__Directions for this task__
Count the lines in the data below where the string "Analog" occurs, please, and give the number alone.

····················

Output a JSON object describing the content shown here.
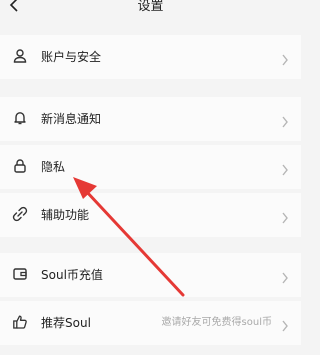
{
  "header": {
    "title": "设置"
  },
  "rows": [
    {
      "label": "账户与安全",
      "icon": "user-icon"
    },
    {
      "label": "新消息通知",
      "icon": "bell-icon"
    },
    {
      "label": "隐私",
      "icon": "lock-icon"
    },
    {
      "label": "辅助功能",
      "icon": "link-icon"
    },
    {
      "label": "Soul币充值",
      "icon": "wallet-icon"
    },
    {
      "label": "推荐Soul",
      "icon": "thumbs-up-icon",
      "hint": "邀请好友可免费得soul币"
    }
  ],
  "colors": {
    "background": "#f4f4f4",
    "annotation_arrow": "#e53935"
  }
}
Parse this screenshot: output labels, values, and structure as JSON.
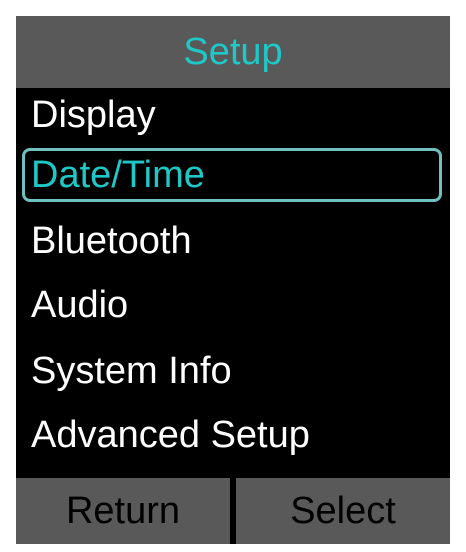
{
  "colors": {
    "screen_background": "#000000",
    "bar_background": "#595959",
    "accent": "#1fc7c7",
    "item_text": "#ffffff",
    "softkey_text": "#000000",
    "selection_outline": "#6fc0c0"
  },
  "header": {
    "title": "Setup"
  },
  "menu": {
    "selected_index": 1,
    "items": [
      {
        "label": "Display"
      },
      {
        "label": "Date/Time"
      },
      {
        "label": "Bluetooth"
      },
      {
        "label": "Audio"
      },
      {
        "label": "System Info"
      },
      {
        "label": "Advanced Setup"
      }
    ]
  },
  "softkeys": {
    "left_label": "Return",
    "right_label": "Select"
  }
}
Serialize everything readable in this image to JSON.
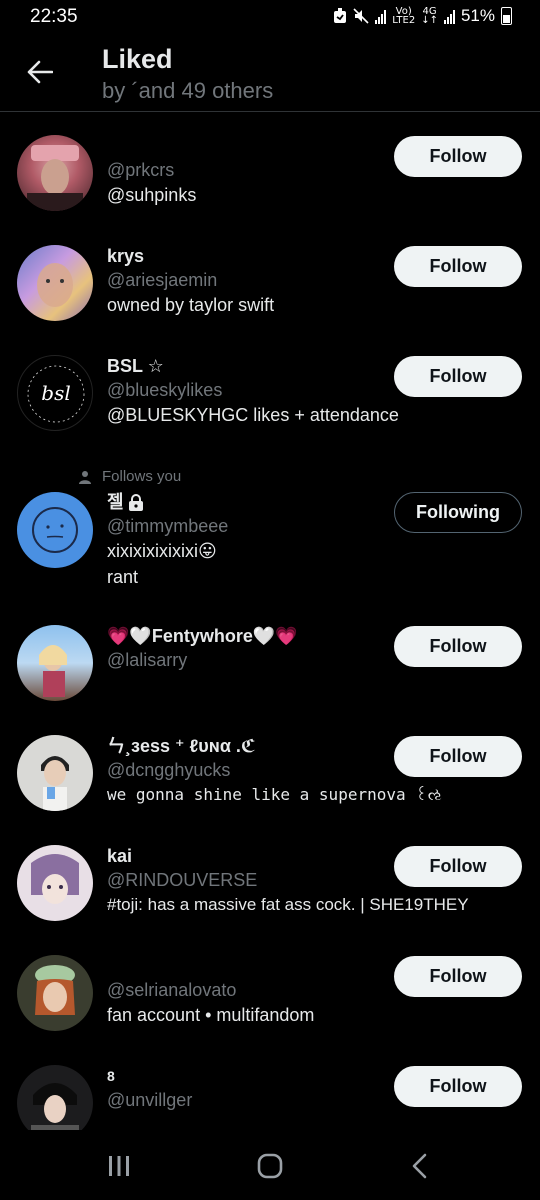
{
  "status": {
    "time": "22:35",
    "net_top": "Vo)",
    "net_bottom": "LTE2",
    "gen": "4G",
    "battery": "51%"
  },
  "header": {
    "title": "Liked",
    "subtitle": "by ´and 49 others"
  },
  "users": [
    {
      "name": "",
      "handle": "@prkcrs",
      "bio": "@suhpinks",
      "button": "Follow"
    },
    {
      "name": "krys",
      "handle": "@ariesjaemin",
      "bio": "owned by taylor swift",
      "button": "Follow"
    },
    {
      "name": "BSL ☆",
      "handle": "@blueskylikes",
      "bio": "@BLUESKYHGC likes + attendance",
      "button": "Follow",
      "avatar_text": "bsl"
    },
    {
      "follows_you": "Follows you",
      "name": "젤",
      "handle": "@timmymbeee",
      "bio": "xixixixixixixi😛",
      "bio2": "rant",
      "button": "Following"
    },
    {
      "name": "💗🤍Fentywhore🤍💗",
      "handle": "@lalisarry",
      "bio": "",
      "button": "Follow"
    },
    {
      "name": "ㄣ¸ɜess ⁺ ℓυɴα .ℭ",
      "handle": "@dcngghyucks",
      "bio": "we gonna shine like a supernova ꒰ઌ",
      "button": "Follow"
    },
    {
      "name": "kai",
      "handle": "@RINDOUVERSE",
      "bio": "#toji: has a massive fat ass cock. | SHE19THEY",
      "button": "Follow"
    },
    {
      "name": "",
      "handle": "@selrianalovato",
      "bio": "fan account • multifandom",
      "button": "Follow"
    },
    {
      "name": "8",
      "handle": "@unvillger",
      "bio": "",
      "button": "Follow"
    }
  ],
  "colors": {
    "background": "#000000",
    "primary_text": "#e7e9ea",
    "secondary_text": "#71767b",
    "follow_bg": "#eff3f4"
  }
}
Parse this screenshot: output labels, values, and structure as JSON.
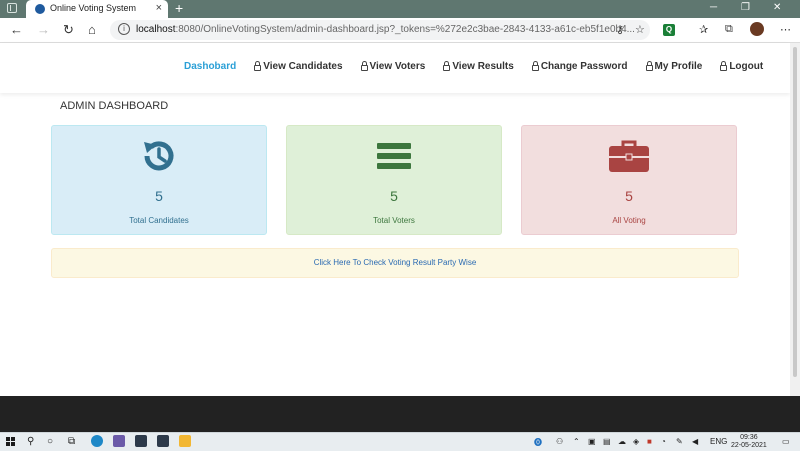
{
  "browser": {
    "tab_title": "Online Voting System",
    "url_host": "localhost",
    "url_rest": ":8080/OnlineVotingSystem/admin-dashboard.jsp?_tokens=%272e2c3bae-2843-4133-a61c-eb5f1e0b4..."
  },
  "nav": {
    "links": [
      {
        "label": "Dashobard",
        "active": true
      },
      {
        "label": "View Candidates"
      },
      {
        "label": "View Voters"
      },
      {
        "label": "View Results"
      },
      {
        "label": "Change Password"
      },
      {
        "label": "My Profile"
      },
      {
        "label": "Logout"
      }
    ]
  },
  "page": {
    "heading": "ADMIN DASHBOARD",
    "cards": [
      {
        "value": "5",
        "label": "Total Candidates",
        "icon": "history-icon",
        "color": "#31708f"
      },
      {
        "value": "5",
        "label": "Total Voters",
        "icon": "list-icon",
        "color": "#3c763d"
      },
      {
        "value": "5",
        "label": "All Voting",
        "icon": "briefcase-icon",
        "color": "#a94442"
      }
    ],
    "result_link": "Click Here To Check Voting Result Party Wise"
  },
  "taskbar": {
    "lang": "ENG",
    "time": "09:36",
    "date": "22-05-2021"
  }
}
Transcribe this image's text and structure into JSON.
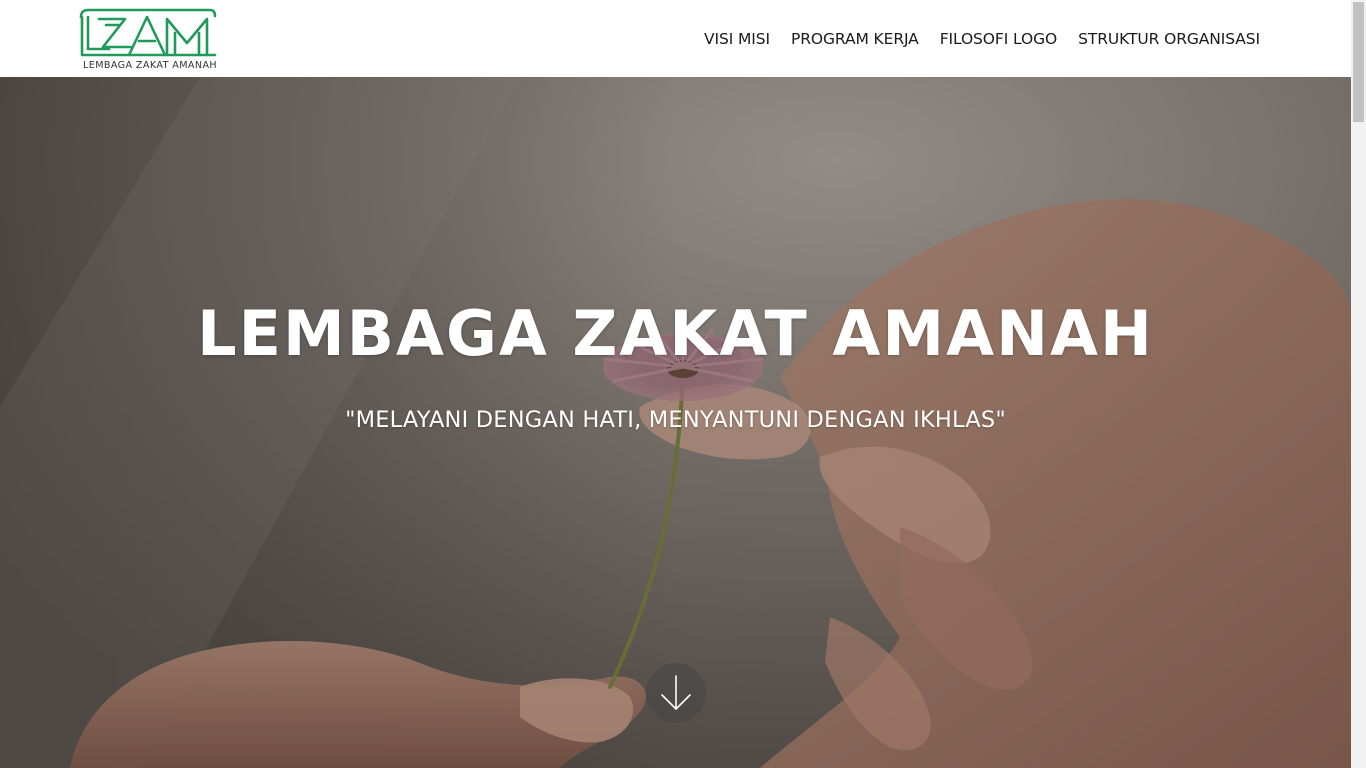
{
  "brand": {
    "logo_mark": "LZAM",
    "logo_text": "LEMBAGA ZAKAT AMANAH",
    "logo_color": "#1f9a5a"
  },
  "nav": {
    "items": [
      {
        "label": "VISI MISI"
      },
      {
        "label": "PROGRAM KERJA"
      },
      {
        "label": "FILOSOFI LOGO"
      },
      {
        "label": "STRUKTUR ORGANISASI"
      }
    ]
  },
  "hero": {
    "title": "LEMBAGA ZAKAT AMANAH",
    "tagline": "\"MELAYANI DENGAN HATI, MENYANTUNI DENGAN IKHLAS\"",
    "background_image": "hand giving a pink daisy flower to another hand",
    "scroll_icon": "arrow-down-icon"
  }
}
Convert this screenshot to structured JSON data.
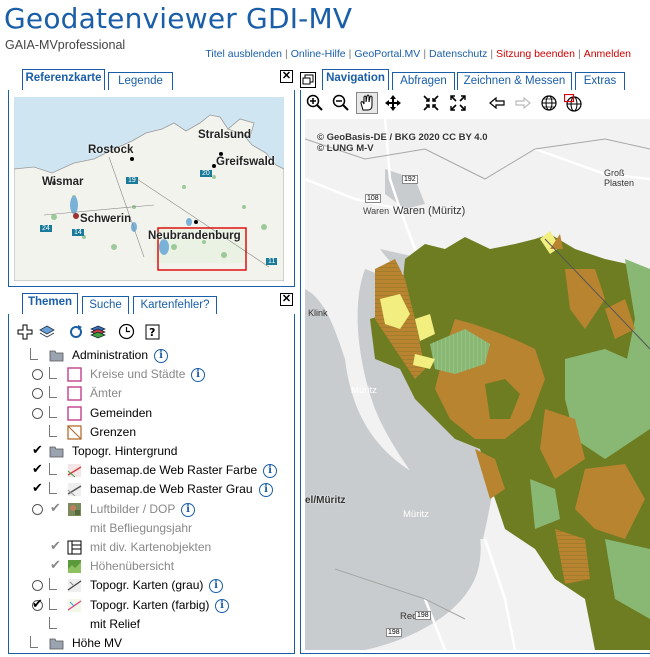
{
  "header": {
    "title": "Geodatenviewer GDI-MV",
    "subtitle": "GAIA-MVprofessional",
    "links": [
      {
        "label": "Titel ausblenden",
        "red": false
      },
      {
        "label": "Online-Hilfe",
        "red": false
      },
      {
        "label": "GeoPortal.MV",
        "red": false
      },
      {
        "label": "Datenschutz",
        "red": false
      },
      {
        "label": "Sitzung beenden",
        "red": true
      },
      {
        "label": "Anmelden",
        "red": true
      }
    ]
  },
  "left_top_tabs": {
    "referenzkarte": "Referenzkarte",
    "legende": "Legende"
  },
  "left_bottom_tabs": {
    "themen": "Themen",
    "suche": "Suche",
    "kartenfehler": "Kartenfehler?"
  },
  "close_glyph": "✕",
  "ref_map": {
    "cities": [
      "Stralsund",
      "Rostock",
      "Greifswald",
      "Wismar",
      "Schwerin",
      "Neubrandenburg"
    ],
    "shields": [
      "19",
      "20",
      "24",
      "14",
      "11"
    ]
  },
  "themes": [
    {
      "label": "Administration",
      "radio": false,
      "check": "none",
      "tree": true,
      "icon": "folder-icon",
      "info": true,
      "gray": false,
      "indent": 0
    },
    {
      "label": "Kreise und Städte",
      "radio": true,
      "check": "none",
      "tree": true,
      "icon": "pink-square-icon",
      "info": true,
      "gray": true,
      "indent": 1
    },
    {
      "label": "Ämter",
      "radio": true,
      "check": "none",
      "tree": true,
      "icon": "pink-square-icon",
      "info": false,
      "gray": true,
      "indent": 1
    },
    {
      "label": "Gemeinden",
      "radio": true,
      "check": "none",
      "tree": true,
      "icon": "pink-square-icon",
      "info": false,
      "gray": false,
      "indent": 1
    },
    {
      "label": "Grenzen",
      "radio": false,
      "check": "none",
      "tree": true,
      "icon": "boundary-icon",
      "info": false,
      "gray": false,
      "indent": 1
    },
    {
      "label": "Topogr. Hintergrund",
      "radio": false,
      "check": "checked",
      "tree": false,
      "icon": "folder-icon",
      "info": false,
      "gray": false,
      "indent": 0
    },
    {
      "label": "basemap.de Web Raster Farbe",
      "radio": false,
      "check": "checked",
      "tree": true,
      "icon": "basemap-color-icon",
      "info": true,
      "gray": false,
      "indent": 1
    },
    {
      "label": "basemap.de Web Raster Grau",
      "radio": false,
      "check": "checked",
      "tree": true,
      "icon": "basemap-gray-icon",
      "info": true,
      "gray": false,
      "indent": 1
    },
    {
      "label": "Luftbilder / DOP",
      "radio": true,
      "check": "gray",
      "tree": true,
      "icon": "aerial-icon",
      "info": true,
      "gray": true,
      "indent": 1
    },
    {
      "label": "mit Befliegungsjahr",
      "radio": false,
      "check": "none",
      "tree": false,
      "icon": "",
      "info": false,
      "gray": true,
      "indent": 2
    },
    {
      "label": "mit div. Kartenobjekten",
      "radio": false,
      "check": "gray",
      "tree": true,
      "icon": "grid-icon",
      "info": false,
      "gray": true,
      "indent": 2
    },
    {
      "label": "Höhenübersicht",
      "radio": false,
      "check": "gray",
      "tree": true,
      "icon": "relief-icon",
      "info": false,
      "gray": true,
      "indent": 2
    },
    {
      "label": "Topogr. Karten (grau)",
      "radio": true,
      "check": "none",
      "tree": true,
      "icon": "topo-gray-icon",
      "info": true,
      "gray": false,
      "indent": 1
    },
    {
      "label": "Topogr. Karten (farbig)",
      "radio": true,
      "check": "checked",
      "tree": true,
      "icon": "topo-color-icon",
      "info": true,
      "gray": false,
      "indent": 1
    },
    {
      "label": "mit Relief",
      "radio": false,
      "check": "none",
      "tree": true,
      "icon": "",
      "info": false,
      "gray": false,
      "indent": 2
    },
    {
      "label": "Höhe MV",
      "radio": false,
      "check": "none",
      "tree": true,
      "icon": "folder-icon",
      "info": false,
      "gray": false,
      "indent": 0
    }
  ],
  "right_tabs": {
    "navigation": "Navigation",
    "abfragen": "Abfragen",
    "zeichnen": "Zeichnen & Messen",
    "extras": "Extras"
  },
  "map": {
    "attribution1": "© GeoBasis-DE / BKG 2020 CC BY 4.0",
    "attribution2": "© LUNG M-V",
    "labels": {
      "waren_small": "Waren",
      "waren": "Waren (Müritz)",
      "gross": "Groß Plasten",
      "klink": "Klink",
      "mueritz": "Müritz",
      "mueritz2": "Müritz",
      "mueritz_left": "el/Müritz",
      "rechlin": "Rechlin"
    },
    "road_shields": [
      "108",
      "192",
      "198",
      "198"
    ]
  }
}
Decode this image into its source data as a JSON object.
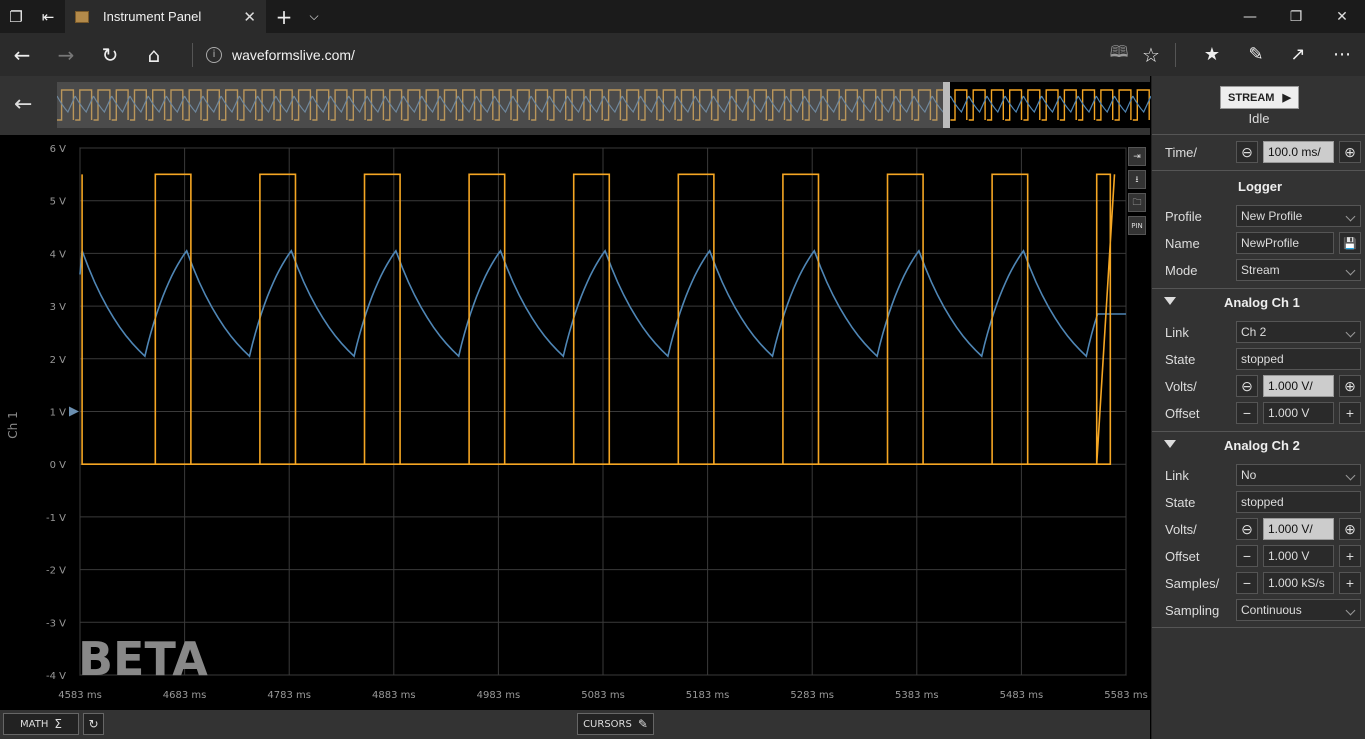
{
  "browser": {
    "tab_title": "Instrument Panel",
    "url": "waveformslive.com/"
  },
  "plot": {
    "y_ticks": [
      "6 V",
      "5 V",
      "4 V",
      "3 V",
      "2 V",
      "1 V",
      "0 V",
      "-1 V",
      "-2 V",
      "-3 V",
      "-4 V"
    ],
    "x_ticks": [
      "4583 ms",
      "4683 ms",
      "4783 ms",
      "4883 ms",
      "4983 ms",
      "5083 ms",
      "5183 ms",
      "5283 ms",
      "5383 ms",
      "5483 ms",
      "5583 ms"
    ],
    "y_axis_label": "Ch 1",
    "watermark": "BETA",
    "side_tool_pin": "PIN",
    "colors": {
      "square": "#f5a623",
      "triangle": "#4f86b5"
    }
  },
  "chart_data": {
    "type": "line",
    "x_label": "",
    "y_label": "Ch 1",
    "xlim": [
      4583,
      5583
    ],
    "ylim": [
      -4,
      6
    ],
    "x_ticks": [
      4583,
      4683,
      4783,
      4883,
      4983,
      5083,
      5183,
      5283,
      5383,
      5483,
      5583
    ],
    "y_ticks": [
      -4,
      -3,
      -2,
      -1,
      0,
      1,
      2,
      3,
      4,
      5,
      6
    ],
    "grid": true,
    "offset_marker": 1,
    "series": [
      {
        "color": "#f5a623",
        "shape": "square",
        "period_ms": 100,
        "high": 5.5,
        "low": 0,
        "rises": [
          4589,
          4689,
          4789,
          4889,
          4989,
          5089,
          5189,
          5289,
          5389,
          5489,
          5589
        ],
        "falls": [
          4585,
          4655,
          4755,
          4855,
          4955,
          5055,
          5155,
          5255,
          5355,
          5455,
          5555
        ]
      },
      {
        "color": "#4f86b5",
        "shape": "exponential-sawtooth",
        "period_ms": 100,
        "peak": 4.05,
        "trough": 2.05,
        "peaks": [
          4585,
          4685,
          4785,
          4885,
          4985,
          5085,
          5185,
          5285,
          5385,
          5485
        ],
        "troughs": [
          4645,
          4745,
          4845,
          4945,
          5045,
          5145,
          5245,
          5345,
          5445,
          5545
        ]
      }
    ]
  },
  "bottom": {
    "math_label": "MATH",
    "cursors_label": "CURSORS"
  },
  "panel": {
    "stream_label": "STREAM",
    "status": "Idle",
    "time_label": "Time/",
    "time_value": "100.0 ms/",
    "logger_title": "Logger",
    "profile_label": "Profile",
    "profile_value": "New Profile",
    "name_label": "Name",
    "name_value": "NewProfile",
    "mode_label": "Mode",
    "mode_value": "Stream",
    "ch1_title": "Analog Ch 1",
    "ch1_link_label": "Link",
    "ch1_link_value": "Ch 2",
    "ch1_state_label": "State",
    "ch1_state_value": "stopped",
    "ch1_volts_label": "Volts/",
    "ch1_volts_value": "1.000 V/",
    "ch1_offset_label": "Offset",
    "ch1_offset_value": "1.000 V",
    "ch2_title": "Analog Ch 2",
    "ch2_link_label": "Link",
    "ch2_link_value": "No",
    "ch2_state_label": "State",
    "ch2_state_value": "stopped",
    "ch2_volts_label": "Volts/",
    "ch2_volts_value": "1.000 V/",
    "ch2_offset_label": "Offset",
    "ch2_offset_value": "1.000 V",
    "ch2_samples_label": "Samples/",
    "ch2_samples_value": "1.000 kS/s",
    "ch2_sampling_label": "Sampling",
    "ch2_sampling_value": "Continuous"
  }
}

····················

__Response below__
2